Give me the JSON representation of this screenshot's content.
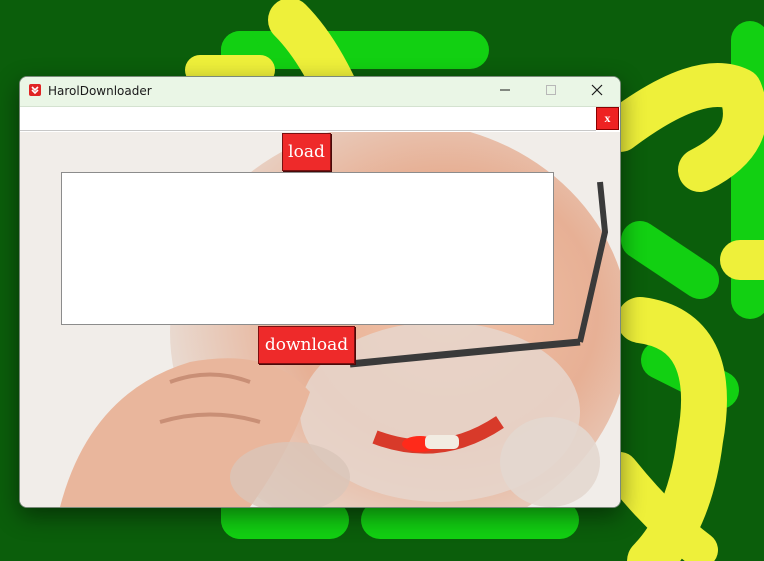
{
  "window": {
    "title": "HarolDownloader"
  },
  "titlebar_buttons": {
    "minimize_icon": "minimize-icon",
    "maximize_icon": "maximize-icon",
    "close_icon": "close-icon"
  },
  "toolbar": {
    "url_value": "",
    "clear_label": "x"
  },
  "main": {
    "load_label": "load",
    "textarea_value": "",
    "download_label": "download"
  },
  "colors": {
    "desktop_bg": "#0b5e0b",
    "desktop_accent_green": "#12d012",
    "desktop_accent_yellow": "#eef03a",
    "button_red": "#ee2a2a",
    "titlebar_bg": "#eaf6e6"
  }
}
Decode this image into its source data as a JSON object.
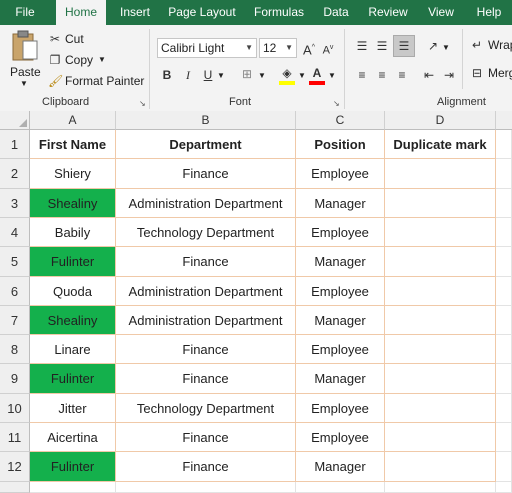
{
  "ribbon_tabs": [
    "File",
    "Home",
    "Insert",
    "Page Layout",
    "Formulas",
    "Data",
    "Review",
    "View",
    "Help"
  ],
  "active_tab": "Home",
  "clipboard": {
    "paste": "Paste",
    "cut": "Cut",
    "copy": "Copy",
    "format_painter": "Format Painter",
    "group": "Clipboard"
  },
  "font": {
    "name": "Calibri Light",
    "size": "12",
    "group": "Font",
    "bold": "B",
    "italic": "I",
    "underline": "U",
    "grow": "A",
    "shrink": "A",
    "fill_color": "#ffff00",
    "font_color": "#ff0000"
  },
  "alignment": {
    "wrap": "Wrap",
    "merge": "Merg",
    "group": "Alignment"
  },
  "columns": [
    "A",
    "B",
    "C",
    "D"
  ],
  "rows": [
    {
      "num": "1",
      "a": "First Name",
      "b": "Department",
      "c": "Position",
      "d": "Duplicate mark",
      "header": true,
      "green": false
    },
    {
      "num": "2",
      "a": "Shiery",
      "b": "Finance",
      "c": "Employee",
      "d": "",
      "header": false,
      "green": false
    },
    {
      "num": "3",
      "a": "Shealiny",
      "b": "Administration Department",
      "c": "Manager",
      "d": "",
      "header": false,
      "green": true
    },
    {
      "num": "4",
      "a": "Babily",
      "b": "Technology Department",
      "c": "Employee",
      "d": "",
      "header": false,
      "green": false
    },
    {
      "num": "5",
      "a": "Fulinter",
      "b": "Finance",
      "c": "Manager",
      "d": "",
      "header": false,
      "green": true
    },
    {
      "num": "6",
      "a": "Quoda",
      "b": "Administration Department",
      "c": "Employee",
      "d": "",
      "header": false,
      "green": false
    },
    {
      "num": "7",
      "a": "Shealiny",
      "b": "Administration Department",
      "c": "Manager",
      "d": "",
      "header": false,
      "green": true
    },
    {
      "num": "8",
      "a": "Linare",
      "b": "Finance",
      "c": "Employee",
      "d": "",
      "header": false,
      "green": false
    },
    {
      "num": "9",
      "a": "Fulinter",
      "b": "Finance",
      "c": "Manager",
      "d": "",
      "header": false,
      "green": true
    },
    {
      "num": "10",
      "a": "Jitter",
      "b": "Technology Department",
      "c": "Employee",
      "d": "",
      "header": false,
      "green": false
    },
    {
      "num": "11",
      "a": "Aicertina",
      "b": "Finance",
      "c": "Employee",
      "d": "",
      "header": false,
      "green": false
    },
    {
      "num": "12",
      "a": "Fulinter",
      "b": "Finance",
      "c": "Manager",
      "d": "",
      "header": false,
      "green": true
    }
  ],
  "highlight_color": "#14b04c",
  "theme_color": "#217346"
}
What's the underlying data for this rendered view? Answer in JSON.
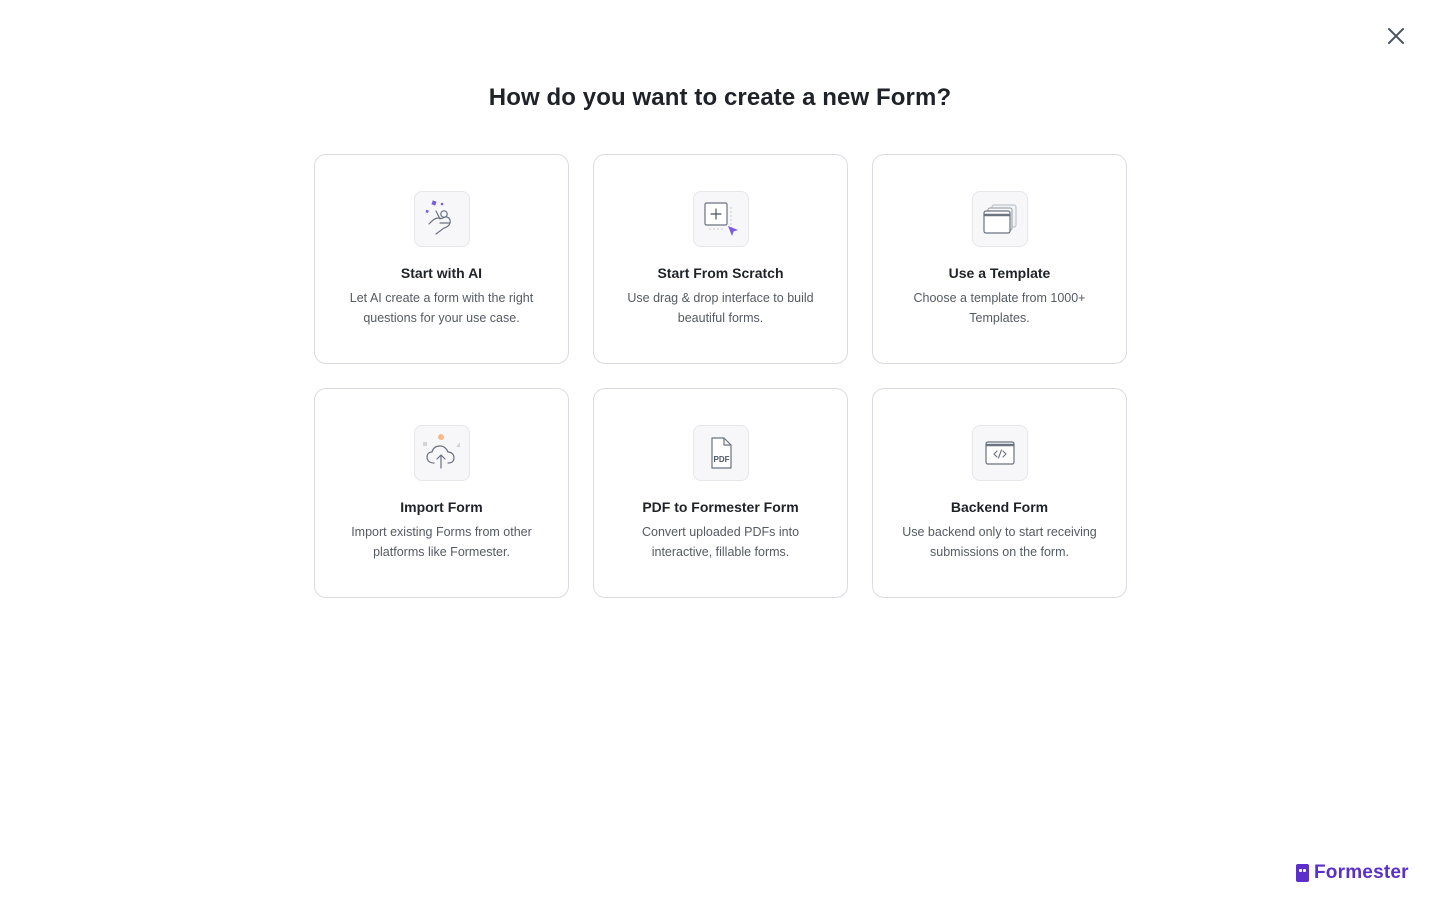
{
  "modal": {
    "title": "How do you want to create a new Form?",
    "close_icon": "close-icon"
  },
  "options": [
    {
      "title": "Start with AI",
      "description": "Let AI create a form with the right questions for your use case.",
      "icon": "ai-magic-hand-icon"
    },
    {
      "title": "Start From Scratch",
      "description": "Use drag & drop interface to build beautiful forms.",
      "icon": "add-cursor-icon"
    },
    {
      "title": "Use a Template",
      "description": "Choose a template from 1000+ Templates.",
      "icon": "template-windows-icon"
    },
    {
      "title": "Import Form",
      "description": "Import existing Forms from other platforms like Formester.",
      "icon": "cloud-upload-icon"
    },
    {
      "title": "PDF to Formester Form",
      "description": "Convert uploaded PDFs into interactive, fillable forms.",
      "icon": "pdf-file-icon"
    },
    {
      "title": "Backend Form",
      "description": "Use backend only to start receiving submissions on the form.",
      "icon": "code-window-icon"
    }
  ],
  "brand": {
    "name": "Formester",
    "color": "#5b2fc9",
    "icon": "formester-logo-icon"
  },
  "colors": {
    "accent": "#7b5ce0",
    "border": "#d9dbe0",
    "text_primary": "#1f2228",
    "text_secondary": "#555a63"
  }
}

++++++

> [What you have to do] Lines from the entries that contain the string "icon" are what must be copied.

> [Result for this task]
    "minimize_icon": "minimize-icon",
    "maximize_icon": "maximize-icon",
    "close_icon": "close-icon"
    "close_icon": "close-icon"
      "icon": "ai-magic-hand-icon"
      "icon": "add-cursor-icon"
      "icon": "template-windows-icon"
      "icon": "cloud-upload-icon"
      "icon": "pdf-file-icon"
      "icon": "code-window-icon"
    "icon": "formester-logo-icon"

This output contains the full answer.